With refugee crises abroad and turmoil surrounding immigration policy in the U.S., local ensembles have been exploring the experiences of those displaced by political upheaval—from refugees seeking shelter to artists seeking freedom. The latest of these took place at the Museum of Modern Renaissance in Somerville on Saturday, where the Ballet Russes Arts Initiative booked the St. Petersburg-based Rimsky Korsakov String Quartet for works by three Russian/Soviet composers displaced by revolution and war in the early 20th Century—Sergei Rachmaninoff, Alexander Gretchaninov, and Mieczysław Weinberg. Most concert-goers know something of Rachmaninov, who came of age at the turn of the century and resettled in America in 1918, but the others are more obscure, and while Alexander Gretchaninov is still largely unknown to American audiences (I’ve never seen his name on a concert program before), the Shostakovich protege Mieczysław Weinberg is enjoying a Renaissance after years of neglect. For Weinberg fans like myself, Saturday was an embarrassment of riches. I sped all the way to Somerville from JP to catch the Rimskys after hearing A Far Cry do Weinberg’s Tenth Symphony at St. John’s Episcopal Church at a concert entitled, you guessed it, “Music in Migration.”

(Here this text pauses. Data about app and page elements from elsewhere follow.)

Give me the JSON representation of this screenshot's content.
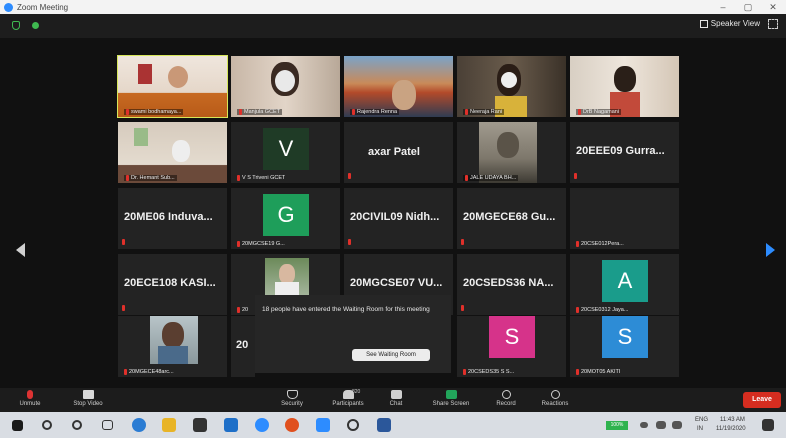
{
  "window": {
    "title": "Zoom Meeting",
    "min": "–",
    "max": "▢",
    "close": "✕"
  },
  "topbar": {
    "speaker_view": "Speaker View"
  },
  "tiles": [
    {
      "label": "swami bodhamaya...",
      "text": ""
    },
    {
      "label": "Manjula GCET",
      "text": ""
    },
    {
      "label": "Rajendra Renna",
      "text": ""
    },
    {
      "label": "Neeraja Rani",
      "text": ""
    },
    {
      "label": "DrB Nagamani",
      "text": ""
    },
    {
      "label": "Dr. Hemant Sub...",
      "text": ""
    },
    {
      "label": "V S Triveni GCET",
      "text": "",
      "avatar": "V"
    },
    {
      "label": "",
      "text": "axar Patel"
    },
    {
      "label": "JALE UDAYA BH...",
      "text": ""
    },
    {
      "label": "",
      "text": "20EEE09  Gurra..."
    },
    {
      "label": "",
      "text": "20ME06  Induva..."
    },
    {
      "label": "20MGCSE19 G...",
      "text": "",
      "avatar": "G"
    },
    {
      "label": "",
      "text": "20CIVIL09  Nidh..."
    },
    {
      "label": "",
      "text": "20MGECE68  Gu..."
    },
    {
      "label": "20CSE012Pera...",
      "text": ""
    },
    {
      "label": "",
      "text": "20ECE108  KASI..."
    },
    {
      "label": "20",
      "text": ""
    },
    {
      "label": "",
      "text": "20MGCSE07  VU..."
    },
    {
      "label": "",
      "text": "20CSEDS36  NA..."
    },
    {
      "label": "20CSE0312 Jaya...",
      "text": "",
      "avatar": "A"
    },
    {
      "label": "20MGECE48arc...",
      "text": ""
    },
    {
      "label": "",
      "text": "20"
    },
    {
      "label": "20CSEDS35 S S...",
      "text": "",
      "avatar": "S"
    },
    {
      "label": "20MOT05 AKITI",
      "text": "",
      "avatar": "S"
    }
  ],
  "waiting_room": {
    "message": "18 people have entered the Waiting Room for this meeting",
    "button": "See Waiting Room"
  },
  "toolbar": {
    "unmute": "Unmute",
    "stop_video": "Stop Video",
    "security": "Security",
    "participants": "Participants",
    "participants_count": "820",
    "chat": "Chat",
    "share_screen": "Share Screen",
    "record": "Record",
    "reactions": "Reactions",
    "leave": "Leave"
  },
  "taskbar": {
    "battery": "100%",
    "lang_top": "ENG",
    "lang_bottom": "IN",
    "time": "11:43 AM",
    "date": "11/19/2020"
  },
  "colors": {
    "accent": "#2d8cff",
    "share": "#22a55b",
    "leave": "#d62d20",
    "active_speaker": "#d6e65a",
    "avatar_v": "#1f3b26",
    "avatar_g": "#1e9e5a",
    "avatar_a": "#1a9c8b",
    "avatar_s_pink": "#d6338a",
    "avatar_s_blue": "#2d8cd6"
  }
}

Rachmaninov composed the two extant movements of a string quartet, dedicated to his piano teacher Aleksandr Ziloti in 1889 while still enrolled at the Moscow Conservatory. Not yet having developed the velvet-toned nostalgic style that made his later works so magnetic, his early fragment projected a kind of ersatz Tchaikovsky sans harmonic twists. Nevertheless, the quartet’s opaque sound and wire-tight vibrato, seated in the rich low tones of the strongest members of the quartet Alexei Popov (viola) and Anton Andreev (cello), lent this relatively pedestrian early work a gentle glow. The foursome had open ears for one another. They executed with easy tightness, balanced sound, and accurate intonation when all four members were engaged. But when the music demanded strength, power and intension, first violinist Mikhail Bondarev’s sounded timid, bereft of vibrato. In Romantic repertoire, this tone echoes late-period Isaac Stern; you can hear the crackle of old LPs when it’s nestled in warm bass. But Weinberg’s quartets demand the most self-possessed and stridently virtuosity that a string player can muster, and they suffer tenfold without it.

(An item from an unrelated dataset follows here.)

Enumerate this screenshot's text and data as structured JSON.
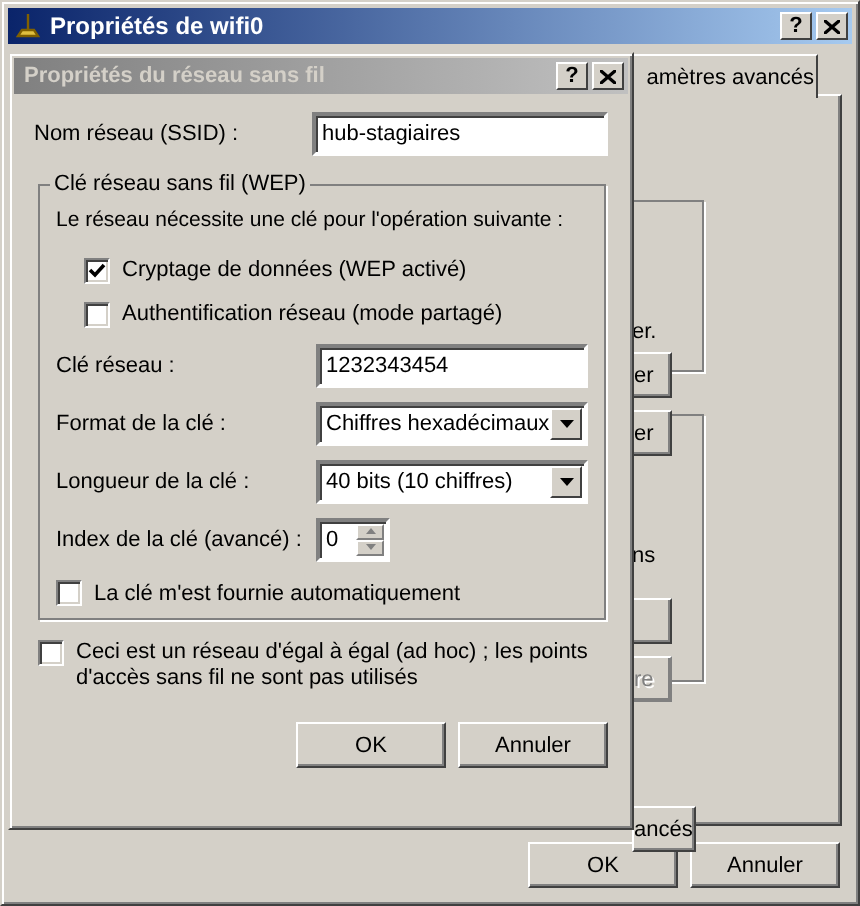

By far the most interesting piece we heard was String Quartet No. 13 by Weinberg, the lone member of the three featured composers to flee east instead of west—from his native Poland to Minsk in 1939 when the Nazis invaded then to Tashkent when they entered the Soviet Union. In Tashkent word of his music reached Shostakovich and they met in Moscow in 1943 after which the elder composer arranged for Weinberg to join him in the Soviet capital. With all of this hardship, and much more (including his humiliation during the 1948 Zhdanovshchina and his arrest, imprisonment, and lucky release in Stalin’s trumped up “Doctor’s Plot”) behind him, in 1977 he wrote the Quartet no. 13, Op. 118, a meditation in one movement on Shostakovich’s late quartet style dedicated to the Borodin String Quartet. Following Shostakovich, Weinberg dusts his quartets with virtuosic soliloquies for individual instruments, filled with expressive and aggressive writing: wrenching dissonances, awkward double-stops, and brilliant leaps. These mercurial passages shift temperament drastically and quickly, from anguish to ecstasy to terror, and both Popov and Andreev blazed through them with massive sound and intense expression, carefully following their twists and turns.
The evening closed with the mystery man, Alexander Gretchaninov (1864-1956), whose life followed Rachmaninoff’s trajectory. He was the quintessential late 19th– Century Russian academic composer, with the requisite stellar credentials and conservative taste; when the Revolution eliminated his pension, he left Russia settling first in Paris in 1925 and finally to New York in 1939 where he stayed. “This is your composer!” declared Popov after recounting how Gretchaninov received U.S. citizenship in 1946. The ensemble was eager to share his big-boned, romantic String Quartet No. 4 in F Major, Op. 124 of 1929, and their performance featured some of the tightest ensemble of the evening. They encored with a three-voice canon by Nikolai Sokolov.
Matthew Heck is a musicology doctoral student at Brandeis.